Federal Reserve Chairman Ben Bernanke reiterated on Thursday his rationale for orchestrating the $30 billion bailout of Bear Stearns last month: a disorderly failure would have had severe consequences for the broader economy.
The rescue, coordinated with J.P. Morgan Chase & Co., has drawn criticism from skeptics who contend that the bank —not taxpayers —should have paid for its mistakes. They have also argued that government bailouts create “moral hazard,” that is, an incentive for the rescued company to persist in its reckless behavior.
Speaking before the Senate Committee on Banking, Housing, and Urban Affairs, Bernanke explained why Bear Stearns was, in effect, too big to fail. “Given the exceptional pressures on the global economy and financial system, the damage caused by a default by Bear Stearns could have been severe and extremely difficult to contain,” Bernanke said. “The adverse impact of a default would not have been confined to the financial system but would have been felt broadly in the real economy through its effects on asset values and credit availability.”

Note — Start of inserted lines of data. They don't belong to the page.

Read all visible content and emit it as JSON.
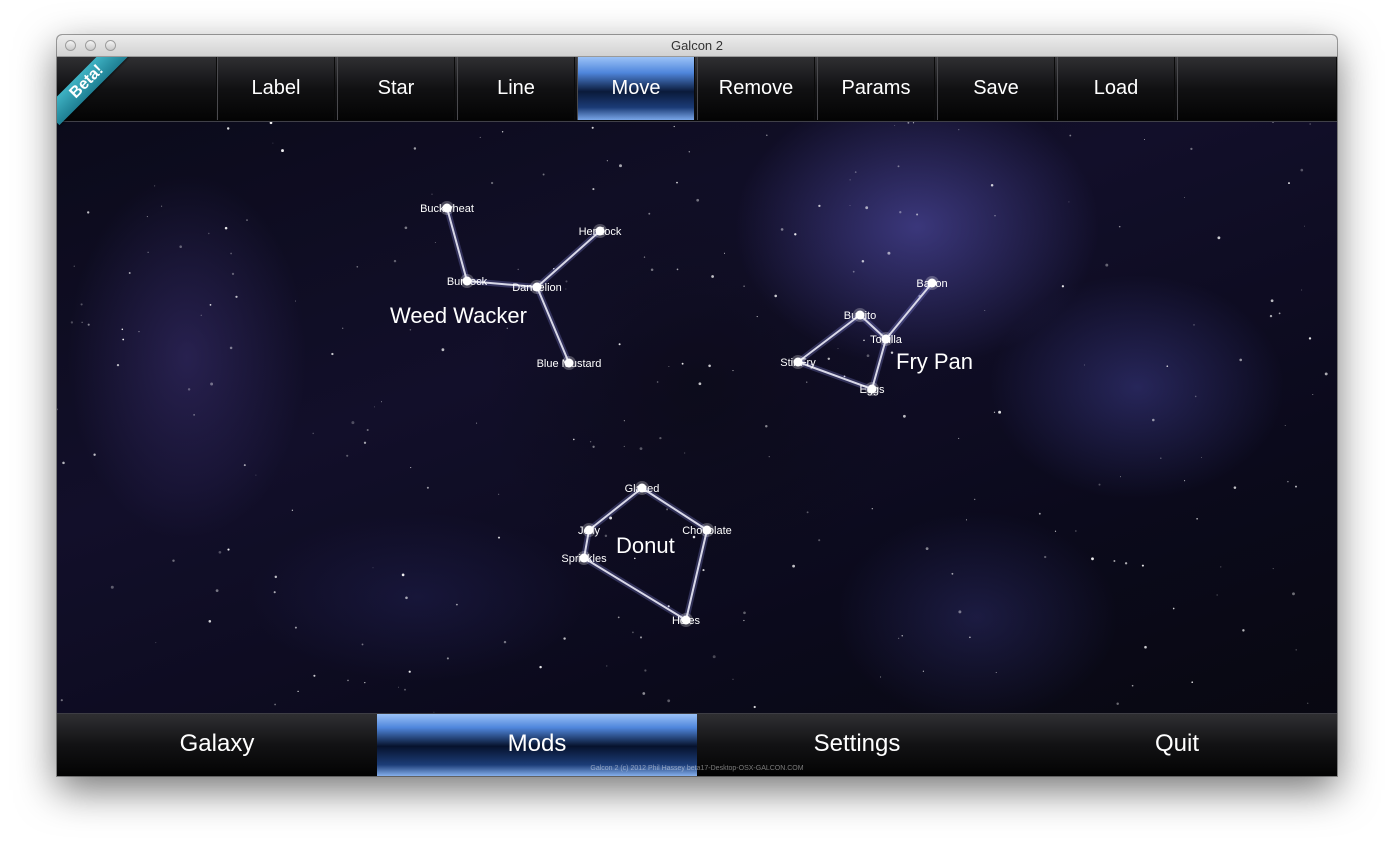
{
  "window": {
    "title": "Galcon 2",
    "traffic_lights": [
      "close-button",
      "minimize-button",
      "zoom-button"
    ]
  },
  "beta_badge": "Beta!",
  "toolbar": {
    "items": [
      {
        "label": "Label",
        "active": false
      },
      {
        "label": "Star",
        "active": false
      },
      {
        "label": "Line",
        "active": false
      },
      {
        "label": "Move",
        "active": true
      },
      {
        "label": "Remove",
        "active": false
      },
      {
        "label": "Params",
        "active": false
      },
      {
        "label": "Save",
        "active": false
      },
      {
        "label": "Load",
        "active": false
      }
    ]
  },
  "constellations": [
    {
      "name": "Weed Wacker",
      "stars": [
        "Buckwheat",
        "Hemlock",
        "Burdock",
        "Dandelion",
        "Blue Mustard"
      ],
      "links": [
        [
          "Buckwheat",
          "Burdock"
        ],
        [
          "Burdock",
          "Dandelion"
        ],
        [
          "Dandelion",
          "Hemlock"
        ],
        [
          "Dandelion",
          "Blue Mustard"
        ]
      ]
    },
    {
      "name": "Fry Pan",
      "stars": [
        "Bacon",
        "Burrito",
        "Tortilla",
        "Stir Fry",
        "Eggs"
      ],
      "links": [
        [
          "Bacon",
          "Tortilla"
        ],
        [
          "Burrito",
          "Tortilla"
        ],
        [
          "Burrito",
          "Stir Fry"
        ],
        [
          "Stir Fry",
          "Eggs"
        ],
        [
          "Tortilla",
          "Eggs"
        ]
      ]
    },
    {
      "name": "Donut",
      "stars": [
        "Glazed",
        "Jelly",
        "Chocolate",
        "Sprinkles",
        "Holes"
      ],
      "links": [
        [
          "Glazed",
          "Jelly"
        ],
        [
          "Glazed",
          "Chocolate"
        ],
        [
          "Jelly",
          "Sprinkles"
        ],
        [
          "Chocolate",
          "Holes"
        ],
        [
          "Sprinkles",
          "Holes"
        ]
      ]
    }
  ],
  "bottom_nav": {
    "items": [
      {
        "label": "Galaxy",
        "active": false
      },
      {
        "label": "Mods",
        "active": true
      },
      {
        "label": "Settings",
        "active": false
      },
      {
        "label": "Quit",
        "active": false
      }
    ]
  },
  "footer_credit": "Galcon 2 (c) 2012 Phil Hassey beta17-Desktop-OSX-GALCON.COM",
  "colors": {
    "active_button": "#4f86dc",
    "beta_ribbon": "#2a98ab",
    "star": "#ffffff",
    "link": "#d8d8e8"
  }
}
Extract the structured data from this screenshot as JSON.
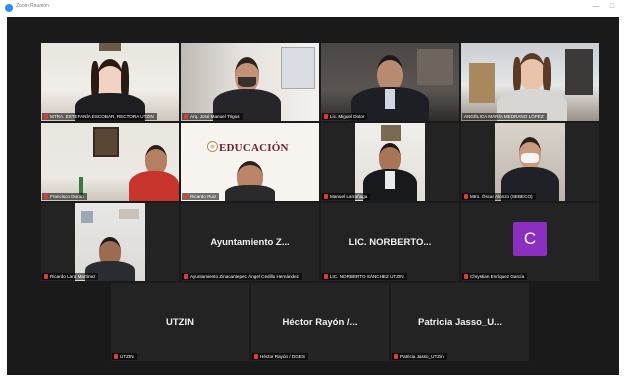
{
  "window": {
    "title": "Zoom Reunión",
    "accent_color": "#2d8cff",
    "minimize_symbol": "—",
    "maximize_symbol": "□"
  },
  "participants": [
    {
      "id": "p1",
      "name": "MTRA. ESTEFANÍA ESCOBAR, RECTORA UTZIN",
      "video": true,
      "muted": true
    },
    {
      "id": "p2",
      "name": "Arq. José Manuel Trigos",
      "video": true,
      "muted": true
    },
    {
      "id": "p3",
      "name": "Lic. Miguel Dotor",
      "video": true,
      "muted": true
    },
    {
      "id": "p4",
      "name": "ANGÉLICA MARÍA MEDRANO LÓPEZ",
      "video": true,
      "muted": false,
      "active_speaker": true
    },
    {
      "id": "p5",
      "name": "Francisco Durán",
      "video": true,
      "muted": true
    },
    {
      "id": "p6",
      "name": "Ricardo Ruiz",
      "video": true,
      "muted": true,
      "background_text": "EDUCACIÓN"
    },
    {
      "id": "p7",
      "name": "Manuel Larrañaga",
      "video": true,
      "muted": true
    },
    {
      "id": "p8",
      "name": "Mtro. Óscar Alonzo (SEBECO)",
      "video": true,
      "muted": true
    },
    {
      "id": "p9",
      "name": "Ricardo Lara Martínez",
      "video": true,
      "muted": true
    },
    {
      "id": "p10",
      "name": "Ayuntamiento Zinacantepec Ángel Cedillo Hernández",
      "video": false,
      "muted": true,
      "display_name": "Ayuntamiento Z..."
    },
    {
      "id": "p11",
      "name": "LIC. NORBERTO SÁNCHEZ UTZIN",
      "video": false,
      "muted": true,
      "display_name": "LIC. NORBERTO..."
    },
    {
      "id": "p12",
      "name": "Chrystian Enríquez García",
      "video": false,
      "muted": true,
      "avatar_letter": "C",
      "avatar_color": "#8b2fc0"
    },
    {
      "id": "p13",
      "name": "UTZIN",
      "video": false,
      "muted": true,
      "display_name": "UTZIN"
    },
    {
      "id": "p14",
      "name": "Héctor Rayón / DGES",
      "video": false,
      "muted": true,
      "display_name": "Héctor Rayón /..."
    },
    {
      "id": "p15",
      "name": "Patricia Jasso_UTZin",
      "video": false,
      "muted": true,
      "display_name": "Patricia Jasso_U..."
    }
  ]
}
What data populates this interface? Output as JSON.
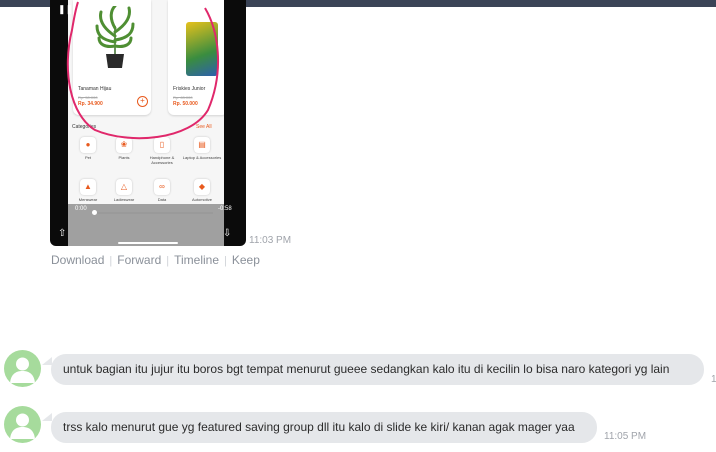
{
  "video": {
    "products": [
      {
        "name": "Tanaman Hijau",
        "old_price": "Rp. 50.000",
        "price": "Rp. 34.900"
      },
      {
        "name": "Friskies Junior",
        "old_price": "Rp. 63.000",
        "price": "Rp. 50.000"
      }
    ],
    "categories_label": "Categories",
    "see_all": "See All",
    "categories": [
      {
        "label": "Pet",
        "icon": "paw-icon"
      },
      {
        "label": "Plants",
        "icon": "leaf-icon"
      },
      {
        "label": "Handphone & Accessories",
        "icon": "phone-icon"
      },
      {
        "label": "Laptop & Accessories",
        "icon": "laptop-icon"
      },
      {
        "label": "Menswear",
        "icon": "shirt-icon"
      },
      {
        "label": "Ladieswear",
        "icon": "dress-icon"
      },
      {
        "label": "Data",
        "icon": "signal-icon"
      },
      {
        "label": "Automotive",
        "icon": "car-icon"
      }
    ],
    "current_time": "0:00",
    "remaining_time": "-0:58",
    "progress": 0.0,
    "timestamp": "11:03 PM"
  },
  "actions": [
    "Download",
    "Forward",
    "Timeline",
    "Keep"
  ],
  "messages": [
    {
      "text": "untuk bagian itu jujur itu boros bgt tempat menurut gueee sedangkan kalo itu di kecilin lo bisa naro kategori yg lain",
      "time": "1"
    },
    {
      "text": "trss kalo menurut gue yg featured saving group dll itu kalo di slide ke kiri/ kanan agak mager yaa",
      "time": "11:05 PM"
    }
  ],
  "colors": {
    "accent": "#e85a1e",
    "annotation": "#e0286b",
    "bubble": "#e5e7ea",
    "avatar": "#a6db9c"
  }
}
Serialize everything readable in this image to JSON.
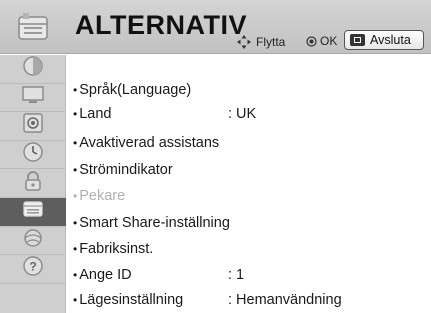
{
  "header": {
    "title": "ALTERNATIV",
    "icon": "options-menu-icon",
    "move_hint": "Flytta",
    "move_icon": "dpad-arrows-icon",
    "ok_hint": "OK",
    "ok_icon": "ok-button-icon",
    "exit_label": "Avsluta",
    "exit_icon": "exit-key-icon"
  },
  "sidebar": {
    "items": [
      {
        "name": "picture-icon",
        "active": false
      },
      {
        "name": "screen-icon",
        "active": false
      },
      {
        "name": "audio-icon",
        "active": false
      },
      {
        "name": "clock-icon",
        "active": false
      },
      {
        "name": "lock-icon",
        "active": false
      },
      {
        "name": "options-icon",
        "active": true
      },
      {
        "name": "network-icon",
        "active": false
      },
      {
        "name": "help-icon",
        "active": false
      }
    ]
  },
  "menu": {
    "items": [
      {
        "label": "Språk(Language)",
        "value": "",
        "disabled": false
      },
      {
        "label": "Land",
        "value": ": UK",
        "disabled": false
      },
      {
        "label": "Avaktiverad assistans",
        "value": "",
        "disabled": false
      },
      {
        "label": "Strömindikator",
        "value": "",
        "disabled": false
      },
      {
        "label": "Pekare",
        "value": "",
        "disabled": true
      },
      {
        "label": "Smart Share-inställning",
        "value": "",
        "disabled": false
      },
      {
        "label": "Fabriksinst.",
        "value": "",
        "disabled": false
      },
      {
        "label": "Ange ID",
        "value": ": 1",
        "disabled": false
      },
      {
        "label": "Lägesinställning",
        "value": ": Hemanvändning",
        "disabled": false
      }
    ]
  },
  "colors": {
    "header_bg": "#c8c8c8",
    "sidebar_bg": "#cfcfcf",
    "sidebar_active": "#5e5e5e",
    "text": "#1a1a1a",
    "disabled_text": "#b0b0b0"
  }
}
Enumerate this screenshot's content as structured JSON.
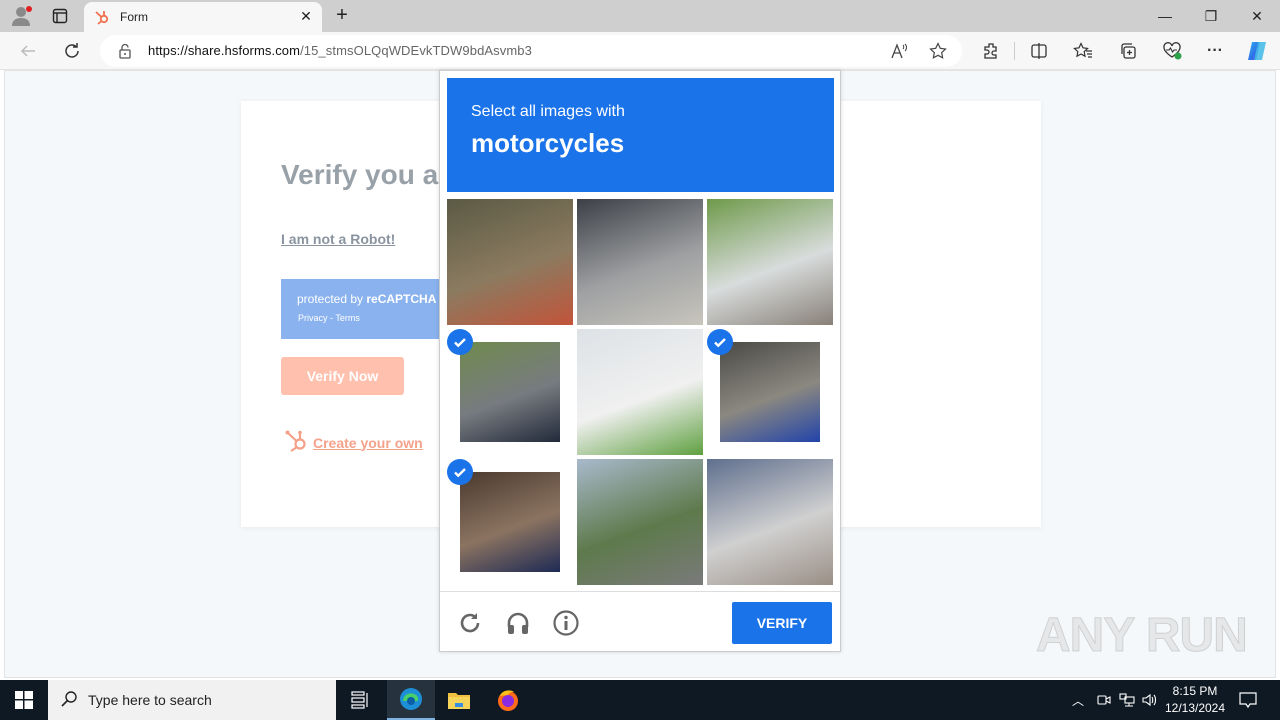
{
  "browser": {
    "tab_title": "Form",
    "url_domain": "https://share.hsforms.com",
    "url_path": "/15_stmsOLQqWDEvkTDW9bdAsvmb3",
    "window_controls": [
      "minimize",
      "restore",
      "close"
    ],
    "toolbar_icons": [
      "read-aloud-icon",
      "favorite-star-icon",
      "extensions-icon",
      "split-screen-icon",
      "favorites-icon",
      "collections-icon",
      "browser-essentials-icon",
      "more-icon",
      "copilot-icon"
    ]
  },
  "form": {
    "heading": "Verify you a",
    "robot_link": "I am not a Robot!",
    "recaptcha_protected": "protected by ",
    "recaptcha_brand": "reCAPTCHA",
    "recaptcha_links": "Privacy - Terms",
    "verify_now": "Verify Now",
    "create_link": "Create your own fr"
  },
  "captcha": {
    "instruction": "Select all images with",
    "target": "motorcycles",
    "tiles": [
      {
        "desc": "scooter parked near tree",
        "selected": false,
        "colors": [
          "#5b5a44",
          "#8b7b60",
          "#c2543a"
        ]
      },
      {
        "desc": "metal barrier fence",
        "selected": false,
        "colors": [
          "#3c3f46",
          "#9ea0a2",
          "#c8c5bd"
        ]
      },
      {
        "desc": "tree with truck behind",
        "selected": false,
        "colors": [
          "#6e9a4a",
          "#d8dcdc",
          "#888078"
        ]
      },
      {
        "desc": "rider on motorcycle",
        "selected": true,
        "colors": [
          "#6f8a4d",
          "#777b80",
          "#222a3a"
        ]
      },
      {
        "desc": "white house",
        "selected": false,
        "colors": [
          "#dde2e6",
          "#f0f0f0",
          "#5fa040"
        ]
      },
      {
        "desc": "parked motorbikes",
        "selected": true,
        "colors": [
          "#4a4a45",
          "#8b8880",
          "#2244aa"
        ]
      },
      {
        "desc": "motorcycle close-up",
        "selected": true,
        "colors": [
          "#4a3a30",
          "#8b7360",
          "#1e2a55"
        ]
      },
      {
        "desc": "highway road",
        "selected": false,
        "colors": [
          "#a9b9cc",
          "#5e7a4c",
          "#7a7a7a"
        ]
      },
      {
        "desc": "blue siding house with car",
        "selected": false,
        "colors": [
          "#5f6f8e",
          "#d0d0d0",
          "#9a8f86"
        ]
      }
    ],
    "footer_icons": [
      "reload-icon",
      "audio-icon",
      "info-icon"
    ],
    "verify_label": "VERIFY",
    "accent": "#1a73e8"
  },
  "watermark": "ANY RUN",
  "taskbar": {
    "search_placeholder": "Type here to search",
    "time": "8:15 PM",
    "date": "12/13/2024"
  }
}
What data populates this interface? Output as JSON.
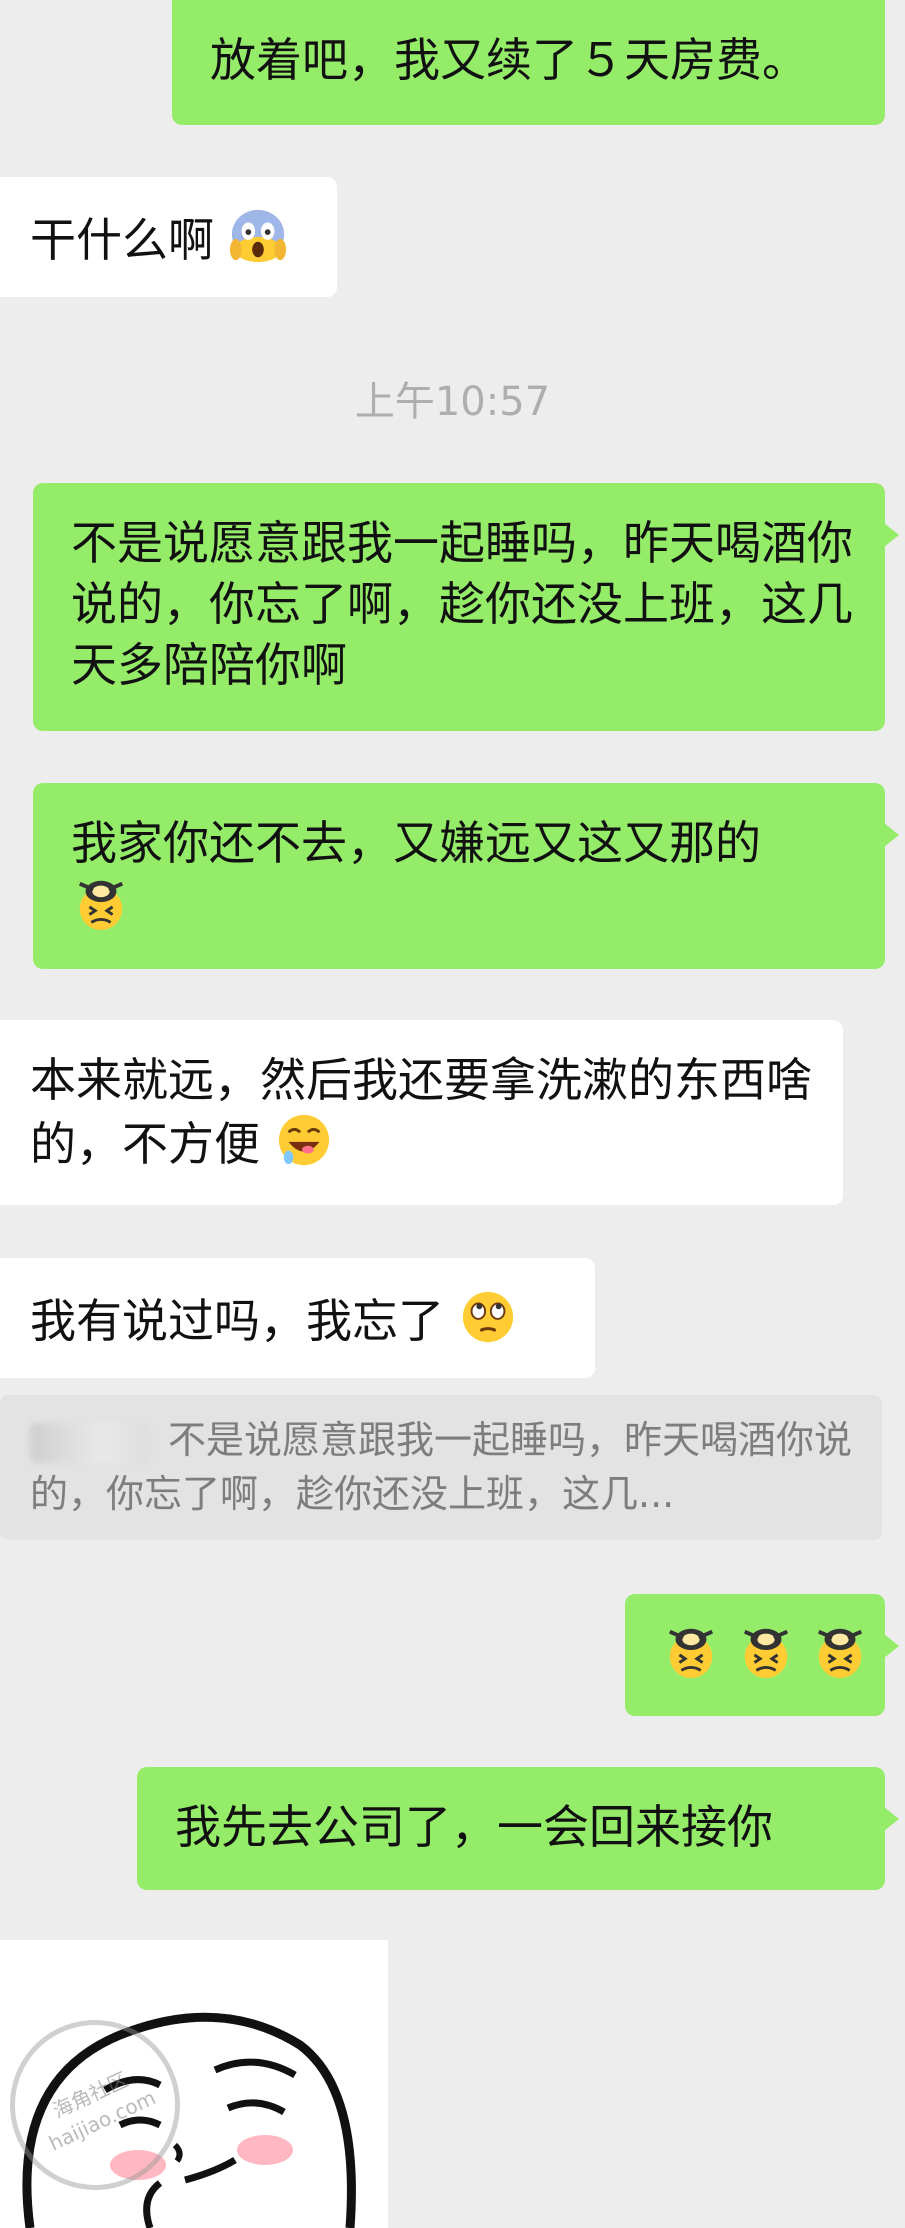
{
  "messages": {
    "m1": "放着吧，我又续了５天房费。",
    "m2": "干什么啊",
    "timestamp": "上午10:57",
    "m3": "不是说愿意跟我一起睡吗，昨天喝酒你说的，你忘了啊，趁你还没上班，这几天多陪陪你啊",
    "m4": "我家你还不去，又嫌远又这又那的",
    "m5": "本来就远，然后我还要拿洗漱的东西啥的，不方便",
    "m6": "我有说过吗，我忘了",
    "quote": "不是说愿意跟我一起睡吗，昨天喝酒你说的，你忘了啊，趁你还没上班，这几...",
    "m8": "我先去公司了，一会回来接你"
  },
  "watermark": {
    "line1": "海角社区",
    "line2": "haijiao.com"
  },
  "icons": {
    "scream": "face-screaming-in-fear-icon",
    "frustrated": "frustrated-spoon-face-sticker-icon",
    "drooling": "drooling-laughing-face-icon",
    "eyeroll": "face-with-rolling-eyes-icon"
  },
  "colors": {
    "background": "#ededed",
    "sent_bubble": "#95ec69",
    "received_bubble": "#ffffff",
    "timestamp": "#aeaeae",
    "quote_bg": "#e3e3e3"
  }
}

Bernanke also gave a downbeat assessment of the economy, noting that, despite some improvements, financial markets remain under “considerable stress.” He said the stressors include the recent scarcity of credit, the hefty losses facing banks, and failures in nonconforming mortgages and other underlying risks in securitization markets. Further, he acknowledged that the near-term economic outlook was bleaker than projected at the end of January and that inflation remained a concern.
Defending the board’s recent moves to inject more liquidity into the financial markets and aggressively slashing interest rates, he suggested that the worst might be over. “Clearly, the U.S. economy is going through a very difficult period,” Bernanke said. “Much necessary economic and financial adjustment has already taken place, and monetary and fiscal policiesÂshould support a return to growth in the second half of this year and next year.”
Bernanke was joined by Christopher Cox, chairman of Securities and Exchange Commission, who argued that Congress should act to improve oversight of investment bank liquidity. He said that the SEC’s responsibility for regulating investment banks focuses primarily on ensuring that those firms can survive for at least a year without unsecured funding.
Also testifying before the committee was Treasury Undersecretary Robert Steel, who maintained that the regulators handled the Bear Stearns situation correctly. “The Treasury Department supports the actions taken by the Federal Reserve Bank of New York and the Federal Reserve,” Steel said. “We believe the agreements reached were necessary and appropriate to maintain stability in our financial system during this critical time.”